You may recall that Els famously called for a ban on the belly putter while still using one. In other words, he is deeply conflicted on the matter, as is much of the golf world.
Indeed, there is a growing chorus of folks who want to rid professional golf of the belly putter, even while golfers like Els, Keegan Bradley and many others have made the belly putter an instrumental part of their success. The main sticking point is the fact that belly putters are anchored to the body, which many believe is an unfair advantage and inconsistent with the definition of a true golfing move.
Into this picture steps the Cleveland “Almost Belly,” which boasts belly putter attributes without actually being anchored to the gut. In other words, at 39 inches in length, it’s longer than a traditional putter, but shorter than a belly putter.
In the words of Cleveland Golf, “This length does allow golfers to anchor the putter to their body, but this putter was specifically designed to provide belly-style stability and consistency without anchoring…This is achieved thanks to weight distribution. The Almost Belly features a 400-gram head along with 21-inch large diameter grip, creating a balance that can be felt throughout the putting stroke. This balance inspires confidence from the moment the first putt is rolled.”
As such, the putter is essentially immune to any future sanctions regarding anchoring the club to the body. To borrow a line from the Guinness beer commercials: “Brilliant!”
We have tried the Almost Belly putter and found it to offer a lot of bang for the buck for $130. The Almost Belly may not be for everyone (no putter is), but it does present an intriguing new option to golfers, as well as a safeguard against a belly putter ban. In fact, Angel Cabrera has effectively used his own “almost belly” configuration with great success on tour.

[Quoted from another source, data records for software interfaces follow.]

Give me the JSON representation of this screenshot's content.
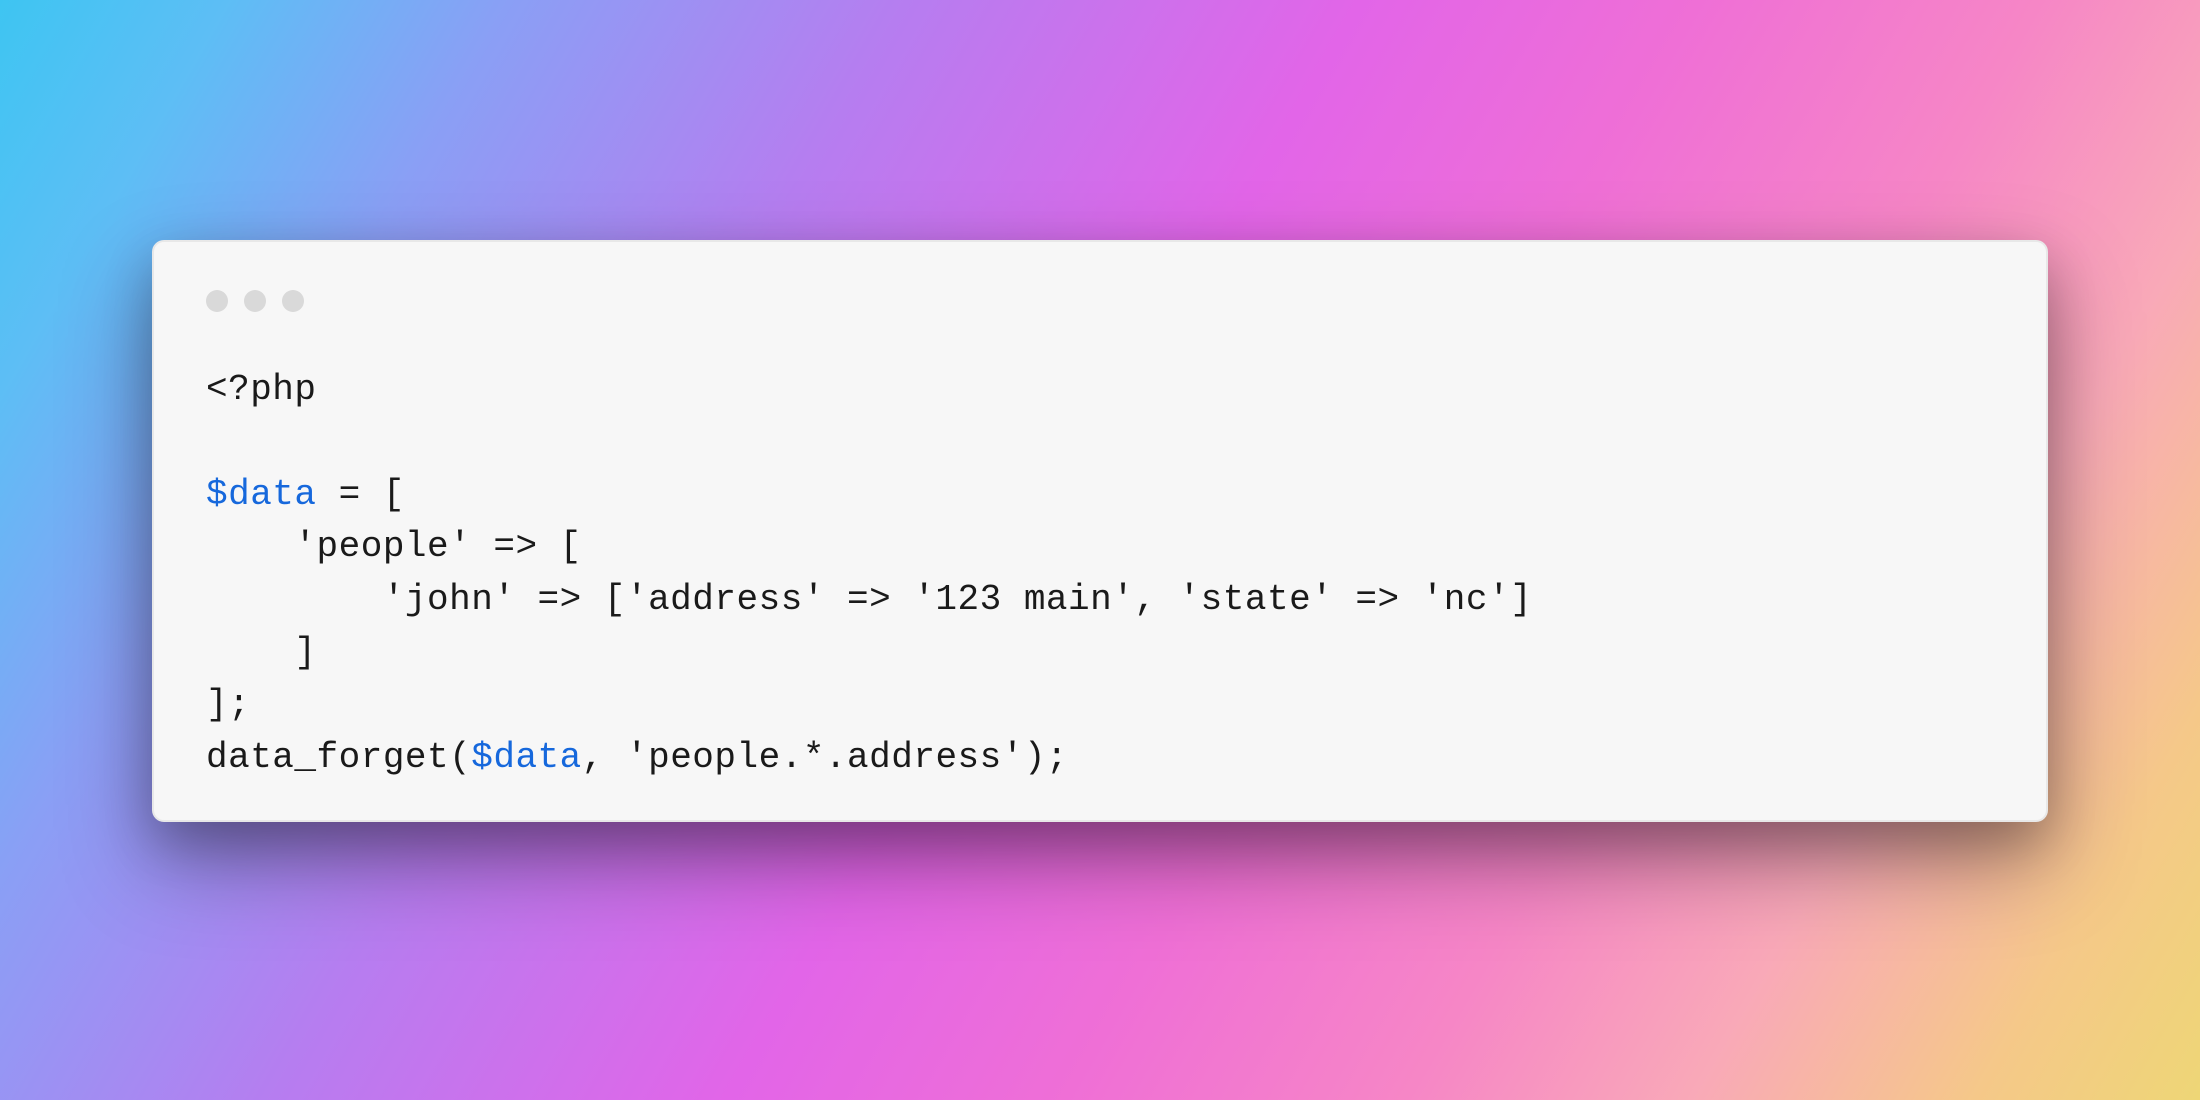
{
  "code": {
    "line1": "<?php",
    "line2": "",
    "line3_var": "$data",
    "line3_rest": " = [",
    "line4": "    'people' => [",
    "line5": "        'john' => ['address' => '123 main', 'state' => 'nc']",
    "line6": "    ]",
    "line7": "];",
    "line8_pre": "data_forget(",
    "line8_var": "$data",
    "line8_post": ", 'people.*.address');"
  }
}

The bottom line is that there is more than one way to sink a putt. The idea of loading the head with extra weight, then counterbalancing it with a heavy belly grip on a longer shaft, makes plenty of sense, even if you stop just short of anchoring it to your body. Just ask Angel Cabrera…or maybe Ernie Els.